→ Required action
Determine how many lines in the entries below contain "icon", and output that number alone.

Items from an interface collection
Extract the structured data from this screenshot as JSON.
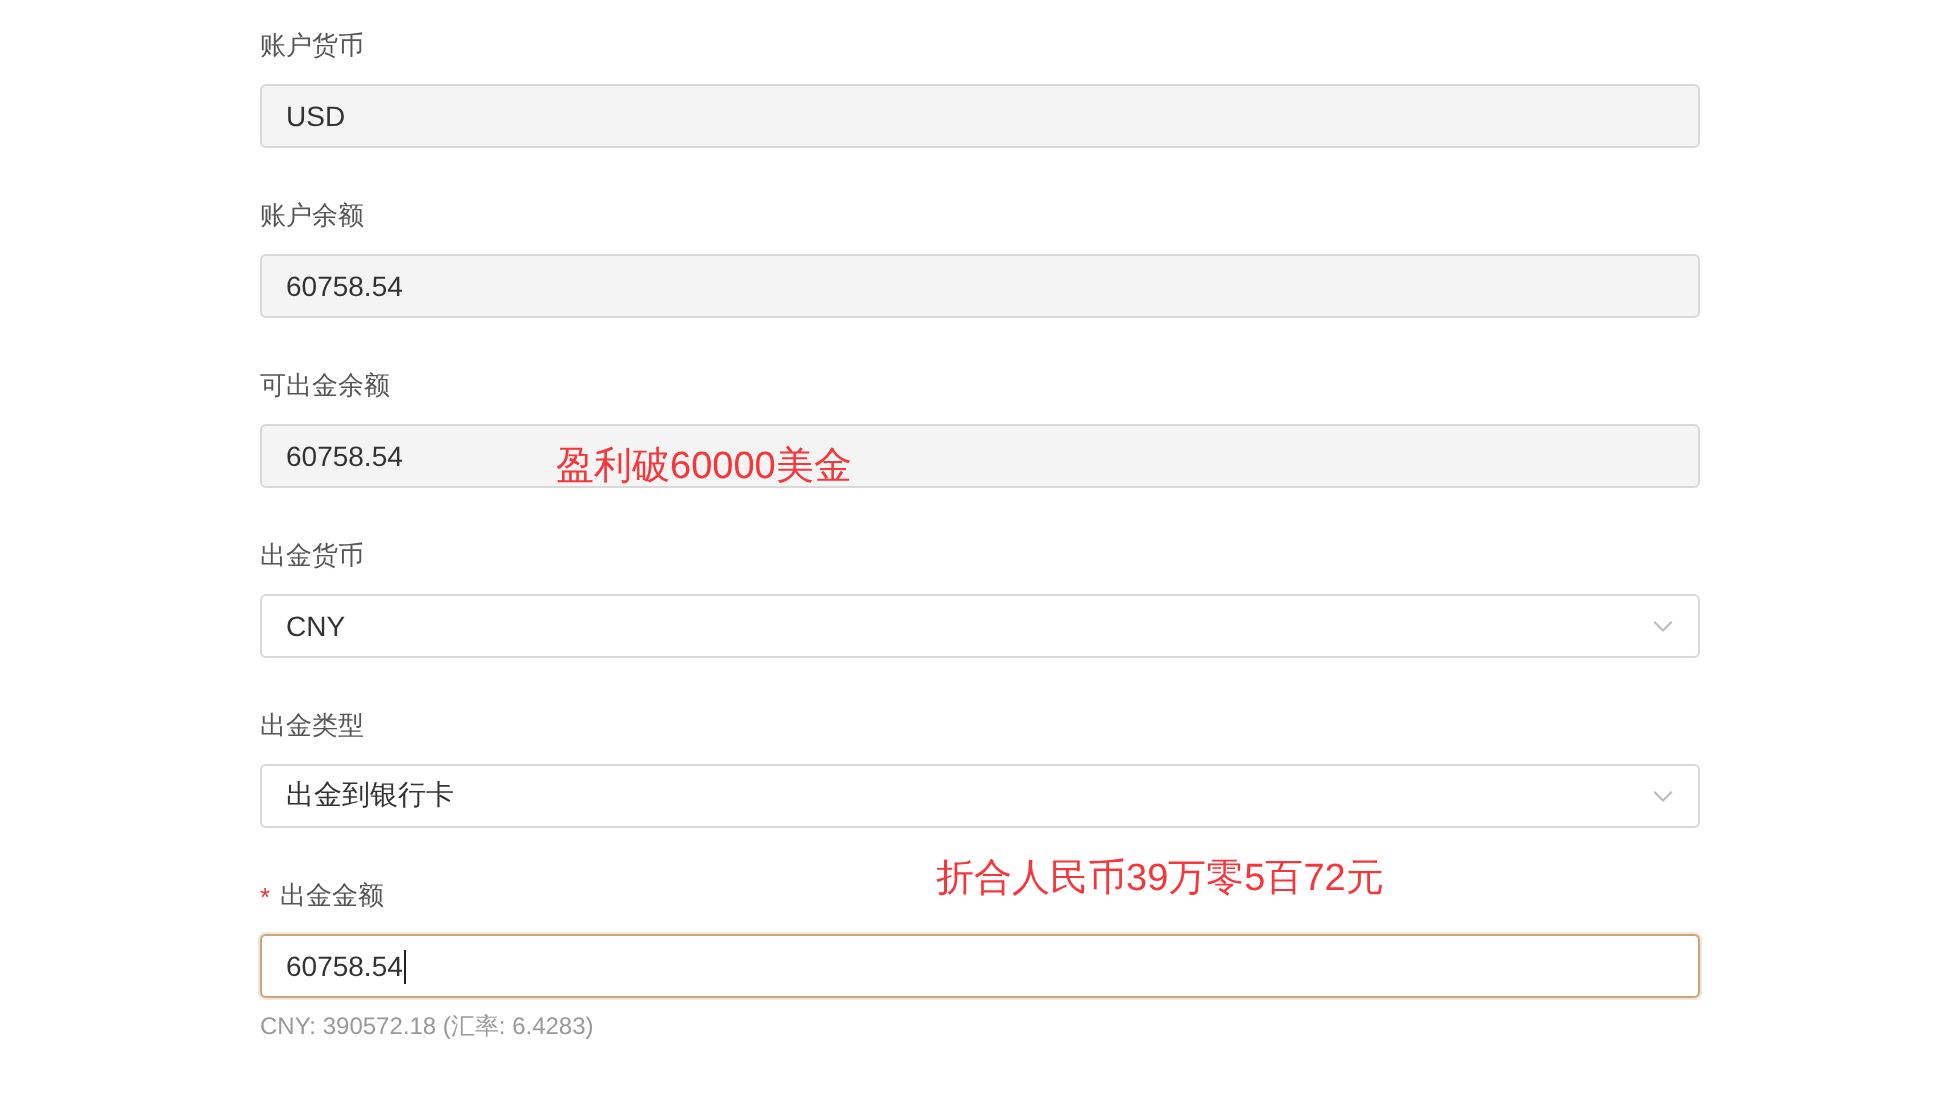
{
  "fields": [
    {
      "label": "账户货币",
      "value": "USD",
      "kind": "readonly",
      "required": false,
      "focused": false
    },
    {
      "label": "账户余额",
      "value": "60758.54",
      "kind": "readonly",
      "required": false,
      "focused": false
    },
    {
      "label": "可出金余额",
      "value": "60758.54",
      "kind": "readonly",
      "required": false,
      "focused": false
    },
    {
      "label": "出金货币",
      "value": "CNY",
      "kind": "select",
      "required": false,
      "focused": false
    },
    {
      "label": "出金类型",
      "value": "出金到银行卡",
      "kind": "select",
      "required": false,
      "focused": false
    },
    {
      "label": "出金金额",
      "value": "60758.54",
      "kind": "input",
      "required": true,
      "required_mark": "*",
      "focused": true,
      "hint": "CNY: 390572.18 (汇率: 6.4283)"
    }
  ],
  "annotations": [
    {
      "text": "盈利破60000美金"
    },
    {
      "text": "折合人民币39万零5百72元"
    }
  ]
}
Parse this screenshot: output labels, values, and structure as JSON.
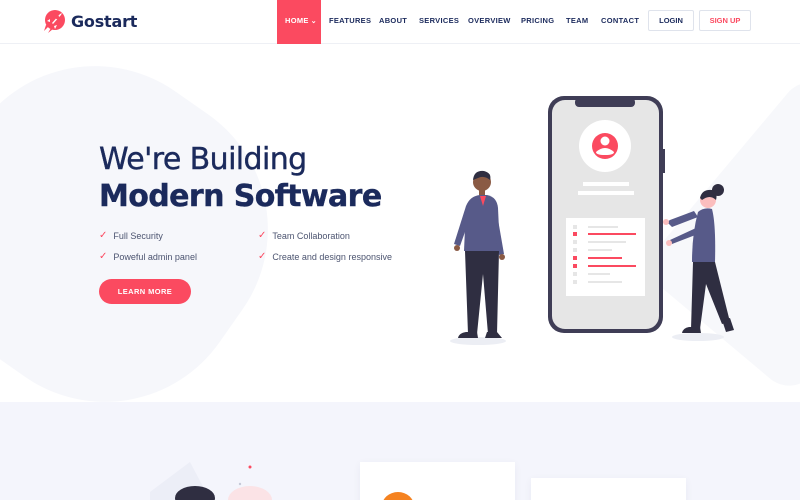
{
  "brand": {
    "name": "Gostart",
    "logo_icon": "rocket-icon",
    "accent": "#fb4a60",
    "navy": "#1b2a5c"
  },
  "nav": {
    "items": [
      {
        "label": "HOME",
        "active": true,
        "has_dropdown": true
      },
      {
        "label": "FEATURES"
      },
      {
        "label": "ABOUT"
      },
      {
        "label": "SERVICES"
      },
      {
        "label": "OVERVIEW"
      },
      {
        "label": "PRICING"
      },
      {
        "label": "TEAM"
      },
      {
        "label": "CONTACT"
      }
    ],
    "login_label": "LOGIN",
    "signup_label": "SIGN UP"
  },
  "hero": {
    "title_line1": "We're Building",
    "title_line2_prefix": "Modern ",
    "title_line2_bold": "Software",
    "features": [
      "Full Security",
      "Team Collaboration",
      "Poweful admin panel",
      "Create and design responsive"
    ],
    "feature_icon": "check-icon",
    "cta_label": "LEARN MORE"
  }
}
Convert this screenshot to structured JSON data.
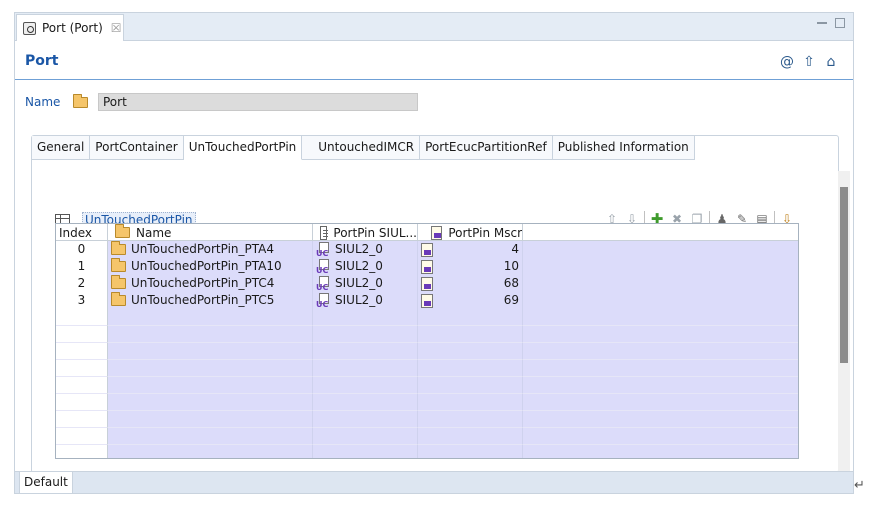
{
  "editor_tab": {
    "label": "Port (Port)",
    "close": "☒"
  },
  "page": {
    "title": "Port"
  },
  "name_field": {
    "label": "Name",
    "value": "Port"
  },
  "config_tabs": [
    {
      "label": "General"
    },
    {
      "label": "PortContainer"
    },
    {
      "label": "UnTouchedPortPin"
    },
    {
      "label": "UntouchedIMCR"
    },
    {
      "label": "PortEcucPartitionRef"
    },
    {
      "label": "Published Information"
    }
  ],
  "active_tab": "UnTouchedPortPin",
  "section": {
    "title": "UnTouchedPortPin"
  },
  "table": {
    "columns": {
      "index": "Index",
      "name": "Name",
      "siul": "PortPin SIUL...",
      "mscr": "PortPin Mscr"
    },
    "rows": [
      {
        "index": "0",
        "name": "UnTouchedPortPin_PTA4",
        "siul": "SIUL2_0",
        "mscr": "4"
      },
      {
        "index": "1",
        "name": "UnTouchedPortPin_PTA10",
        "siul": "SIUL2_0",
        "mscr": "10"
      },
      {
        "index": "2",
        "name": "UnTouchedPortPin_PTC4",
        "siul": "SIUL2_0",
        "mscr": "68"
      },
      {
        "index": "3",
        "name": "UnTouchedPortPin_PTC5",
        "siul": "SIUL2_0",
        "mscr": "69"
      }
    ]
  },
  "bottom_tab": {
    "label": "Default"
  },
  "colors": {
    "accent": "#1a56a6",
    "row_highlight": "#dcdcfa",
    "add_green": "#3f9b2c"
  }
}
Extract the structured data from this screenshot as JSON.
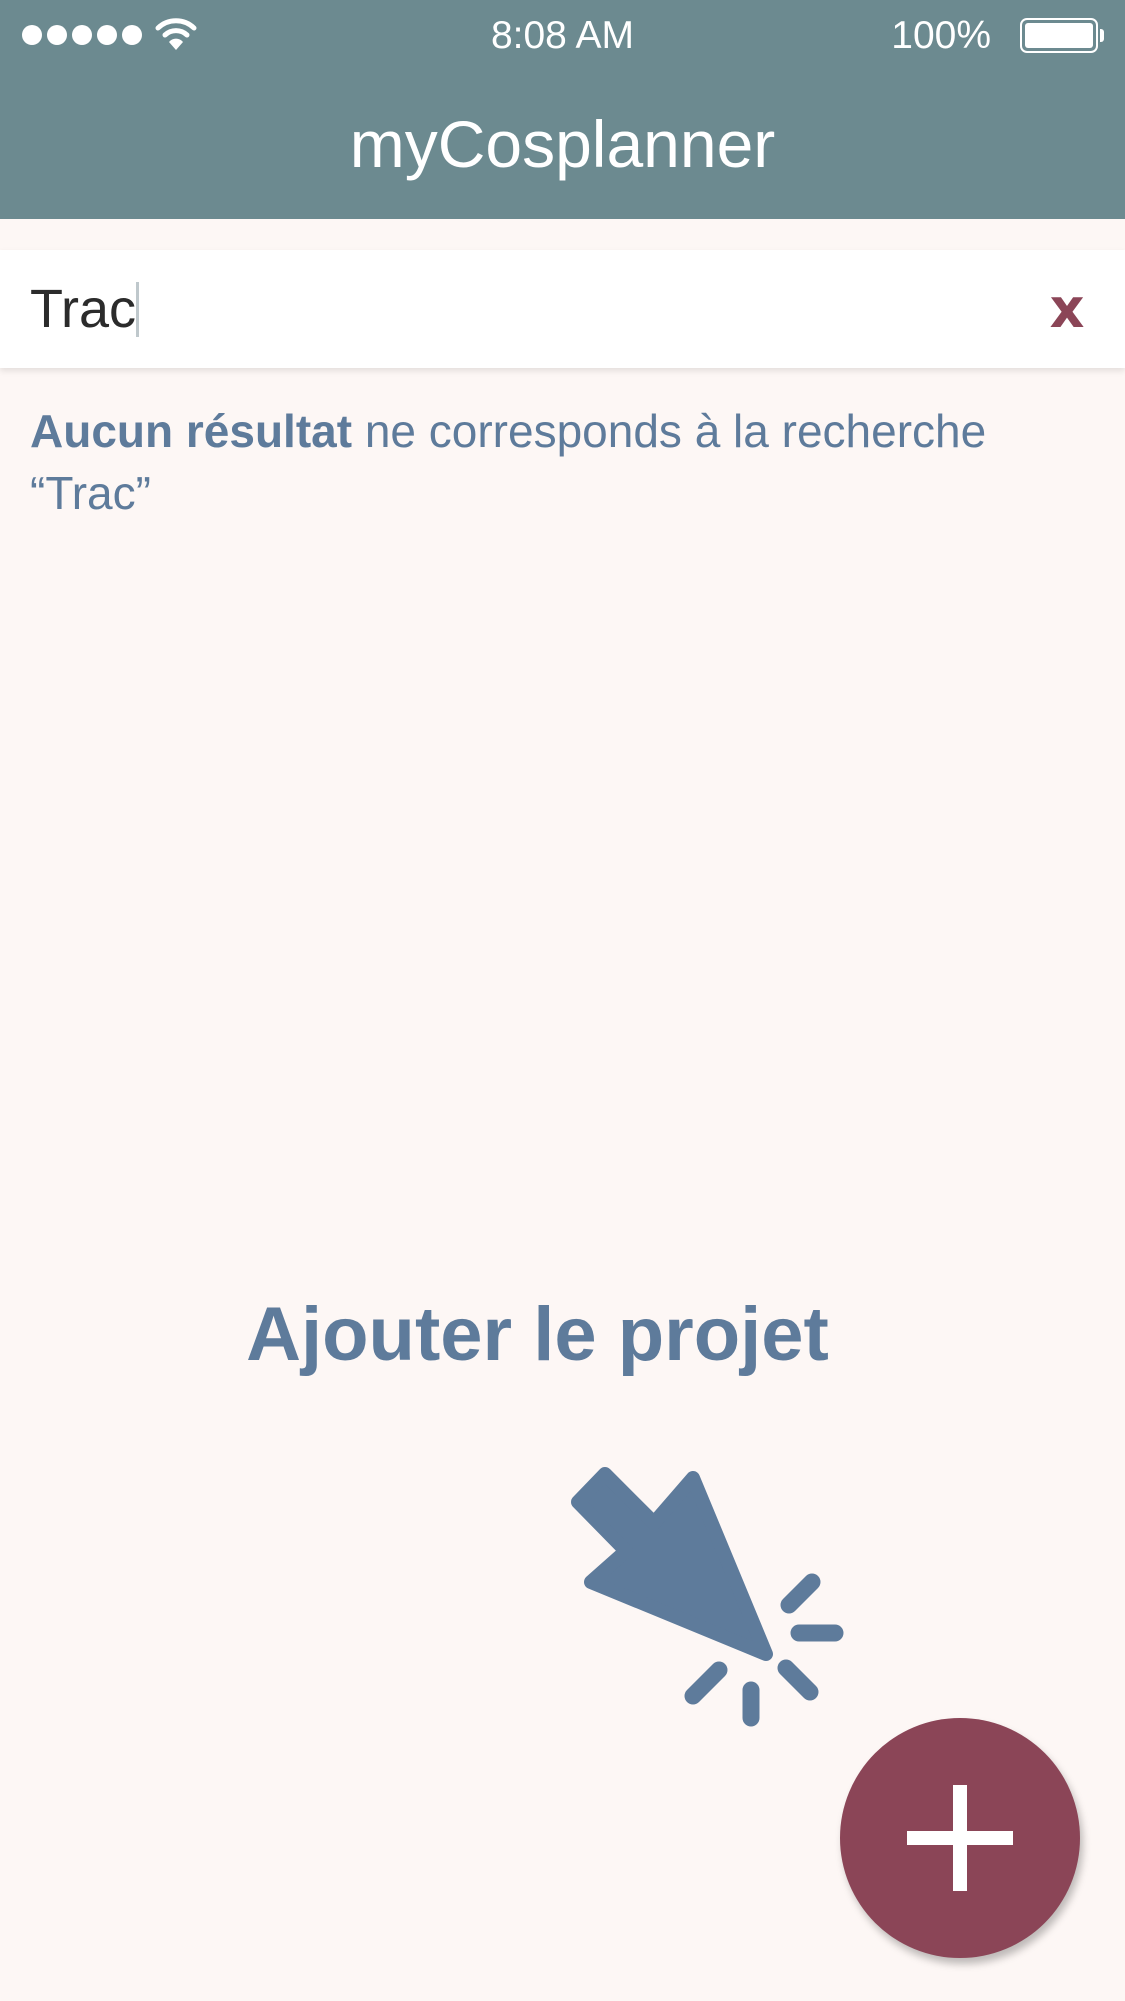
{
  "status_bar": {
    "time": "8:08 AM",
    "battery_percent": "100%",
    "signal_bars": 5,
    "signal_icon": "signal-dots-icon",
    "wifi_icon": "wifi-icon",
    "battery_icon": "battery-full-icon"
  },
  "header": {
    "title": "myCosplanner"
  },
  "search": {
    "value": "Trac",
    "clear_label": "x"
  },
  "results": {
    "empty_bold": "Aucun résultat",
    "empty_rest": " ne corresponds à la recherche “Trac”"
  },
  "cta": {
    "label": "Ajouter le projet",
    "pointer_icon": "pointer-click-icon"
  },
  "fab": {
    "icon": "plus-icon"
  },
  "colors": {
    "header_bg": "#6C8A90",
    "page_bg": "#FDF7F5",
    "accent_text": "#5E7B9B",
    "fab_bg": "#8B4557",
    "clear_x": "#8B4557"
  }
}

→ Output of the exercise
7